The White House Wednesday welcomed the decision by the International Atomic Energy Agency to refer the issue of North Korea's nuclear weapons program to the U.N. Security Council. North Korea says it will consider any possible U.N. sanctions as an "act of war."
White House spokesman Ari Fleischer says the decision by the U.N. nuclear monitoring agency is a "clear indication" that the international community will not accept a North Korean nuclear weapons program. "We are pleased that a broad cross-section of nations, including China, France, and the United Kingdom voted to find North Korea in violation of its international obligations and to report this matter to the United Nations Security Council," he said.
Russia and Cuba abstained from the vote by the agency's board of governors which declared Pyongyang in non-compliance with international nuclear safeguards after the government expelled U.N. inspectors and restarted a nuclear plant closed since 1994.
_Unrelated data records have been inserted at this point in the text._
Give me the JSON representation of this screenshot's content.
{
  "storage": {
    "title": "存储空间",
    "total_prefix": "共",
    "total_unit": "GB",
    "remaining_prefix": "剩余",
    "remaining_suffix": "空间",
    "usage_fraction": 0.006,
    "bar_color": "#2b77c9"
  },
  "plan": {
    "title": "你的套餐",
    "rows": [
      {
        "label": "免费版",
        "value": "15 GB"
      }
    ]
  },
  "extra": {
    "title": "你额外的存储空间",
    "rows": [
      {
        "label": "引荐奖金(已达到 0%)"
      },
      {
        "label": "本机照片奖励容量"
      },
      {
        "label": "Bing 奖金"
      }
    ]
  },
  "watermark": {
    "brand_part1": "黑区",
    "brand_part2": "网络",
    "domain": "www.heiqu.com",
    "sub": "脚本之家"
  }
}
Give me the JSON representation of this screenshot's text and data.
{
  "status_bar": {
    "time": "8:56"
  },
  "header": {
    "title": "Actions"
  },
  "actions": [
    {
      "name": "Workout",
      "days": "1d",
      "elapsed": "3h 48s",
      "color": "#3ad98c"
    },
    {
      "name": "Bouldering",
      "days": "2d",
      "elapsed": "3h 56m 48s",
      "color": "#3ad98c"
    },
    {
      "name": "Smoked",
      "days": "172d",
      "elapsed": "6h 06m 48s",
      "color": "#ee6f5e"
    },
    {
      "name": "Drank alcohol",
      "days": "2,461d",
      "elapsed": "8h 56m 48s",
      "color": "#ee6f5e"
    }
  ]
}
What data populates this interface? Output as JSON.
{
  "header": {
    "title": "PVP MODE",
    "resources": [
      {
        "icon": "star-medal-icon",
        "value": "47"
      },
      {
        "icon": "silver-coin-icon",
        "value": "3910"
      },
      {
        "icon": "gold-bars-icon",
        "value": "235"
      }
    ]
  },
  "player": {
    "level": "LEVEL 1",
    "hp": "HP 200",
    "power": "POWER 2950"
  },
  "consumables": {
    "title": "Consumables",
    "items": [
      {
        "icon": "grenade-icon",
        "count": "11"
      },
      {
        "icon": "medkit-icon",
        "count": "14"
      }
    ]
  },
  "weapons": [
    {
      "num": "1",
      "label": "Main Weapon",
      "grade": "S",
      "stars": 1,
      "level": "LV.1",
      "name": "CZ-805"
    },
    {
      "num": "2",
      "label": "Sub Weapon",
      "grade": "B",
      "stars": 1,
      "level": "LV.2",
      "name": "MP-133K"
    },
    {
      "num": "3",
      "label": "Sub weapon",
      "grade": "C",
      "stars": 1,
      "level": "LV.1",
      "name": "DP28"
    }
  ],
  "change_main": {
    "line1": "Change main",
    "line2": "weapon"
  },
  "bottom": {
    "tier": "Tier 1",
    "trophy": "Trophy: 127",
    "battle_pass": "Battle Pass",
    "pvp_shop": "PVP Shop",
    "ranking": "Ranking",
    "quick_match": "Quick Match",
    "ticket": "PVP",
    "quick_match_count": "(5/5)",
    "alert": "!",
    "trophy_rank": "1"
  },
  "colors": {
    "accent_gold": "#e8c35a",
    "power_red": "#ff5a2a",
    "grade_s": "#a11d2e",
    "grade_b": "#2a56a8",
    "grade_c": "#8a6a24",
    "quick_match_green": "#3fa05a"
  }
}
The Bush Administration says North Korea could use that reactor to help make nuclear weapons. Pyongyang says it is generating electricity.
Mr. Fleischer says Tuesday's vote demonstrates that this is not a bilateral issue between the United States and North Korea but is a dispute between North Korea and the international community. "The United States seeks a multilateral solution to this program through diplomacy," he said. "We plan to work closely with members of the Security Council and other friends and allies toward our shared objective of the elimination of North Korea's nuclear weapons program in a verifiable and irreversible manner."
The head of the U.N. nuclear agency Mohamed ElBaradei says North Korea is setting a dangerous precedent by withdrawing from a treaty establishing international safeguards, but adds he is still hopeful the crisis can be resolved peacefully.
Unlike Iraq, where the Bush Administration is threatening military action to disarm the country, Mr. Fleischer says Washington is pursuing a diplomatic approach with North Korea because it does not have Iraq's history of defying more than a decade of U.N. resolutions.
North Korea says the president's interest in diplomacy is a "smokescreen," meant to entice Pyongyang to drop its guard, while Washington readies an invasion. U.S. defense officials say they are considering reinforcing U.S. troops in the Pacific as a warning to Pyongyang, but deny they have any plans to attack.